**Given information**

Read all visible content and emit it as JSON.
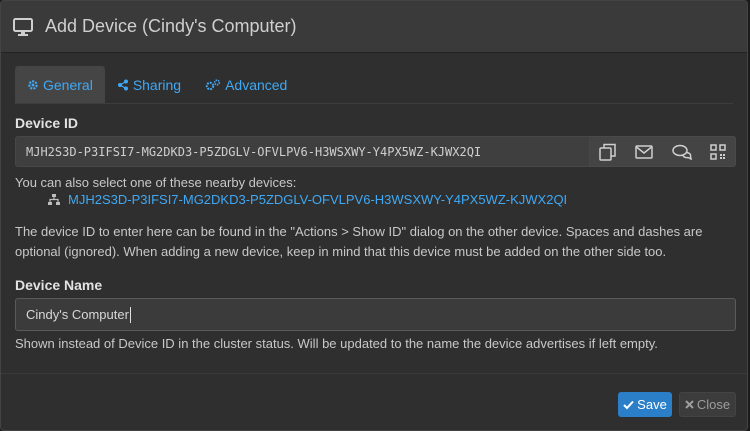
{
  "dialog": {
    "title": "Add Device (Cindy's Computer)",
    "icon": "desktop-icon"
  },
  "tabs": [
    {
      "label": "General",
      "icon": "gear-icon",
      "active": true
    },
    {
      "label": "Sharing",
      "icon": "share-icon",
      "active": false
    },
    {
      "label": "Advanced",
      "icon": "gears-icon",
      "active": false
    }
  ],
  "device_id": {
    "label": "Device ID",
    "value": "MJH2S3D-P3IFSI7-MG2DKD3-P5ZDGLV-OFVLPV6-H3WSXWY-Y4PX5WZ-KJWX2QI",
    "action_icons": [
      "copy-icon",
      "email-icon",
      "chat-icon",
      "qrcode-icon"
    ]
  },
  "nearby": {
    "intro": "You can also select one of these nearby devices:",
    "devices": [
      "MJH2S3D-P3IFSI7-MG2DKD3-P5ZDGLV-OFVLPV6-H3WSXWY-Y4PX5WZ-KJWX2QI"
    ]
  },
  "help": {
    "device_id": "The device ID to enter here can be found in the \"Actions > Show ID\" dialog on the other device. Spaces and dashes are optional (ignored). When adding a new device, keep in mind that this device must be added on the other side too.",
    "device_name": "Shown instead of Device ID in the cluster status. Will be updated to the name the device advertises if left empty."
  },
  "device_name": {
    "label": "Device Name",
    "value": "Cindy's Computer"
  },
  "footer": {
    "save_label": "Save",
    "close_label": "Close"
  },
  "colors": {
    "accent": "#3fa9f5",
    "save_button": "#2a7fc8",
    "background": "#2f2f2f"
  }
}
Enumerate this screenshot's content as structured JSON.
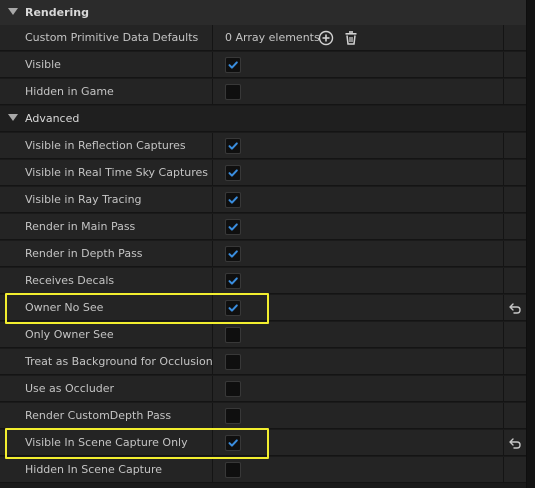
{
  "categories": {
    "rendering": "Rendering",
    "advanced": "Advanced"
  },
  "rows": {
    "custom_primitive": {
      "label": "Custom Primitive Data Defaults",
      "value": "0 Array elements"
    },
    "visible": {
      "label": "Visible",
      "checked": true
    },
    "hidden_in_game": {
      "label": "Hidden in Game",
      "checked": false
    },
    "visible_reflection": {
      "label": "Visible in Reflection Captures",
      "checked": true
    },
    "visible_sky": {
      "label": "Visible in Real Time Sky Captures",
      "checked": true
    },
    "visible_ray": {
      "label": "Visible in Ray Tracing",
      "checked": true
    },
    "render_main": {
      "label": "Render in Main Pass",
      "checked": true
    },
    "render_depth": {
      "label": "Render in Depth Pass",
      "checked": true
    },
    "receives_decals": {
      "label": "Receives Decals",
      "checked": true
    },
    "owner_no_see": {
      "label": "Owner No See",
      "checked": true
    },
    "only_owner_see": {
      "label": "Only Owner See",
      "checked": false
    },
    "treat_background": {
      "label": "Treat as Background for Occlusion",
      "checked": false
    },
    "use_occluder": {
      "label": "Use as Occluder",
      "checked": false
    },
    "render_customdepth": {
      "label": "Render CustomDepth Pass",
      "checked": false
    },
    "visible_scene_capture": {
      "label": "Visible In Scene Capture Only",
      "checked": true
    },
    "hidden_scene_capture": {
      "label": "Hidden In Scene Capture",
      "checked": false
    }
  },
  "icons": {
    "add": "plus-circle-icon",
    "delete": "trash-icon",
    "reset": "reset-to-default-icon",
    "check": "checkmark-icon"
  },
  "colors": {
    "highlight": "#f2ee2f",
    "check": "#3a8dde"
  }
}
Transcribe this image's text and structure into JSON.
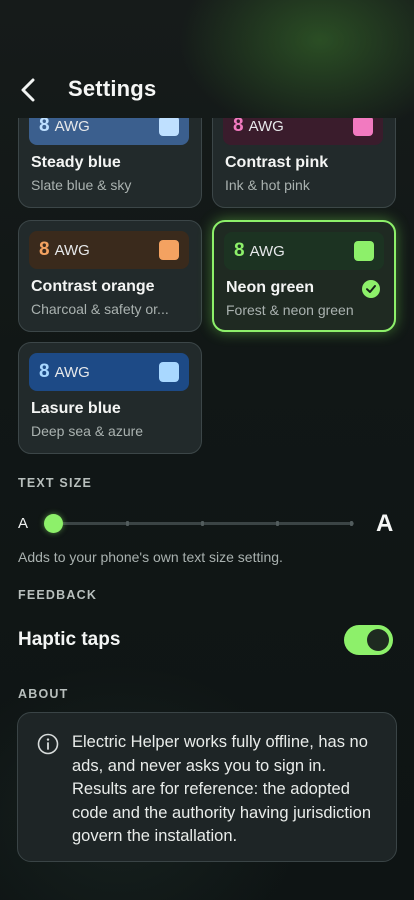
{
  "header": {
    "title": "Settings"
  },
  "themes": [
    {
      "gauge": "8",
      "unit": "AWG",
      "name": "Steady blue",
      "sub": "Slate blue & sky",
      "swatch_bg": "#3b5f8e",
      "num_color": "#bfe0ff",
      "chip": "#bfe0ff",
      "selected": false
    },
    {
      "gauge": "8",
      "unit": "AWG",
      "name": "Contrast pink",
      "sub": "Ink & hot pink",
      "swatch_bg": "#3a1c2c",
      "num_color": "#f27ac0",
      "chip": "#f27ac0",
      "selected": false
    },
    {
      "gauge": "8",
      "unit": "AWG",
      "name": "Contrast orange",
      "sub": "Charcoal & safety or...",
      "swatch_bg": "#3a2a1c",
      "num_color": "#f4a261",
      "chip": "#f4a261",
      "selected": false
    },
    {
      "gauge": "8",
      "unit": "AWG",
      "name": "Neon green",
      "sub": "Forest & neon green",
      "swatch_bg": "#1c3322",
      "num_color": "#8df06a",
      "chip": "#8df06a",
      "selected": true
    },
    {
      "gauge": "8",
      "unit": "AWG",
      "name": "Lasure blue",
      "sub": "Deep sea & azure",
      "swatch_bg": "#1d4a86",
      "num_color": "#a9d8ff",
      "chip": "#a9d8ff",
      "selected": false
    }
  ],
  "text_size": {
    "label": "TEXT SIZE",
    "small": "A",
    "large": "A",
    "hint": "Adds to your phone's own text size setting.",
    "level_fraction": 0
  },
  "feedback": {
    "label": "FEEDBACK",
    "haptic_label": "Haptic taps",
    "haptic_on": true
  },
  "about": {
    "label": "ABOUT",
    "text": "Electric Helper works fully offline, has no ads, and never asks you to sign in. Results are for reference: the adopted code and the authority having jurisdiction govern the installation."
  },
  "colors": {
    "accent": "#8df06a",
    "background": "#111716",
    "card": "#222a2b"
  },
  "icons": {
    "back": "chevron-left-icon",
    "check": "check-circle-icon",
    "info": "info-circle-icon"
  }
}
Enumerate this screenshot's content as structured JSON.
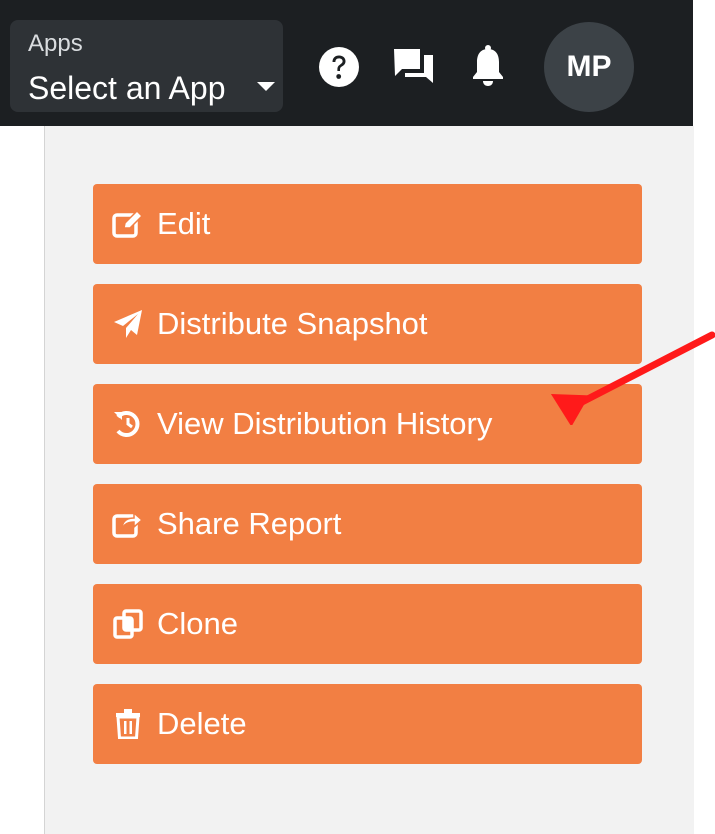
{
  "topbar": {
    "app_selector": {
      "label": "Apps",
      "value": "Select an App"
    },
    "icons": [
      "help-icon",
      "messages-icon",
      "notifications-icon"
    ],
    "avatar_initials": "MP"
  },
  "menu": {
    "items": [
      {
        "label": "Edit",
        "icon": "edit-icon"
      },
      {
        "label": "Distribute Snapshot",
        "icon": "paper-plane-icon"
      },
      {
        "label": "View Distribution History",
        "icon": "history-icon"
      },
      {
        "label": "Share Report",
        "icon": "share-icon"
      },
      {
        "label": "Clone",
        "icon": "clone-icon"
      },
      {
        "label": "Delete",
        "icon": "trash-icon"
      }
    ]
  },
  "colors": {
    "topbar": "#1c1f22",
    "button": "#f27f43",
    "panel": "#f2f2f2",
    "annotation_arrow": "#ff1a1a"
  }
}
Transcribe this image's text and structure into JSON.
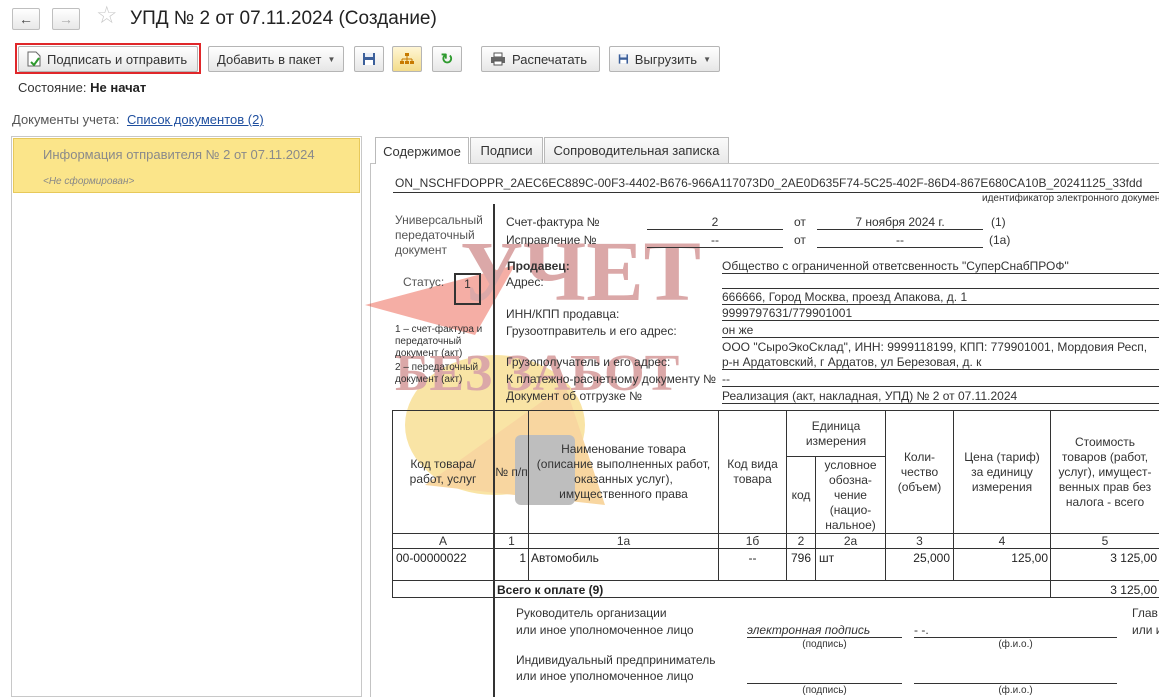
{
  "window": {
    "title": "УПД № 2 от 07.11.2024 (Создание)"
  },
  "toolbar": {
    "sign_send": "Подписать и отправить",
    "add_package": "Добавить в пакет",
    "print": "Распечатать",
    "export": "Выгрузить"
  },
  "status": {
    "label": "Состояние:",
    "value": "Не начат"
  },
  "docs": {
    "label": "Документы учета:",
    "link": "Список документов (2)"
  },
  "left_list": {
    "item_title": "Информация отправителя № 2 от 07.11.2024",
    "item_sub": "<Не сформирован>"
  },
  "tabs": [
    "Содержимое",
    "Подписи",
    "Сопроводительная записка"
  ],
  "doc": {
    "file_id": "ON_NSCHFDOPPR_2AEC6EC889C-00F3-4402-B676-966A117073D0_2AE0D635F74-5C25-402F-86D4-867E680CA10B_20241125_33fdd",
    "file_id_caption": "идентификатор электронного документа",
    "upd_l1": "Универсальный",
    "upd_l2": "передаточный",
    "upd_l3": "документ",
    "status_label": "Статус:",
    "status_value": "1",
    "status_note_1": "1 – счет-фактура и",
    "status_note_2": "передаточный",
    "status_note_3": "документ (акт)",
    "status_note_4": "2 – передаточный",
    "status_note_5": "документ (акт)",
    "invoice_label": "Счет-фактура №",
    "invoice_no": "2",
    "ot": "от",
    "invoice_date": "7 ноября 2024 г.",
    "n1": "(1)",
    "correction_label": "Исправление №",
    "correction_no": "--",
    "correction_date": "--",
    "n1a": "(1а)",
    "seller_label": "Продавец:",
    "seller_value": "Общество с ограниченной ответсвенность \"СуперСнабПРОФ\"",
    "address_label": "Адрес:",
    "address_value": "666666, Город Москва, проезд Апакова, д. 1",
    "inn_label": "ИНН/КПП продавца:",
    "inn_value": "9999797631/779901001",
    "shipper_label": "Грузоотправитель и его адрес:",
    "shipper_value": "он же",
    "consignee_label": "Грузополучатель и его адрес:",
    "consignee_value_1": "ООО \"СыроЭкоСклад\", ИНН: 9999118199, КПП: 779901001, Мордовия Респ,",
    "consignee_value_2": "р-н Ардатовский, г Ардатов, ул Березовая, д. к",
    "payment_label": "К платежно-расчетному документу №",
    "payment_value": "--",
    "shipment_label": "Документ об отгрузке №",
    "shipment_value": "Реализация (акт, накладная, УПД) № 2 от 07.11.2024"
  },
  "table": {
    "headers": {
      "code": "Код товара/ работ, услуг",
      "num": "№ п/п",
      "name": "Наименование товара (описание выполненных работ, оказанных услуг), имущественного права",
      "kind": "Код вида товара",
      "unit": "Единица измерения",
      "unit_code": "код",
      "unit_name": "условное обозна-чение (нацио-нальное)",
      "qty": "Коли-чество (объем)",
      "price": "Цена (тариф) за единицу измерения",
      "cost": "Стоимость товаров (работ, услуг), имущест-венных прав без налога - всего"
    },
    "col_codes": [
      "А",
      "1",
      "1а",
      "1б",
      "2",
      "2а",
      "3",
      "4",
      "5"
    ],
    "row": {
      "code": "00-00000022",
      "num": "1",
      "name": "Автомобиль",
      "kind": "--",
      "unit_code": "796",
      "unit_name": "шт",
      "qty": "25,000",
      "price": "125,00",
      "cost": "3 125,00"
    },
    "total_label": "Всего к оплате (9)",
    "total_value": "3 125,00"
  },
  "signatures": {
    "head_1": "Руководитель организации",
    "head_2": "или иное уполномоченное лицо",
    "esign": "электронная подпись",
    "dash": "- -.",
    "sub_sign": "(подпись)",
    "sub_fio": "(ф.и.о.)",
    "chief_1": "Глав",
    "chief_2": "или и",
    "ip_1": "Индивидуальный предприниматель",
    "ip_2": "или иное уполномоченное лицо"
  },
  "watermark_text": {
    "l1": "УЧЕТ",
    "l2": "БЕЗ ЗАБОТ"
  },
  "colors": {
    "highlight": "#fbe58a",
    "accent_red": "#e0272a",
    "link": "#1f4f9f"
  }
}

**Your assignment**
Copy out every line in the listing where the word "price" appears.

**Answer section**
      "price": "Цена (тариф) за единицу измерения",
      "price": "125,00",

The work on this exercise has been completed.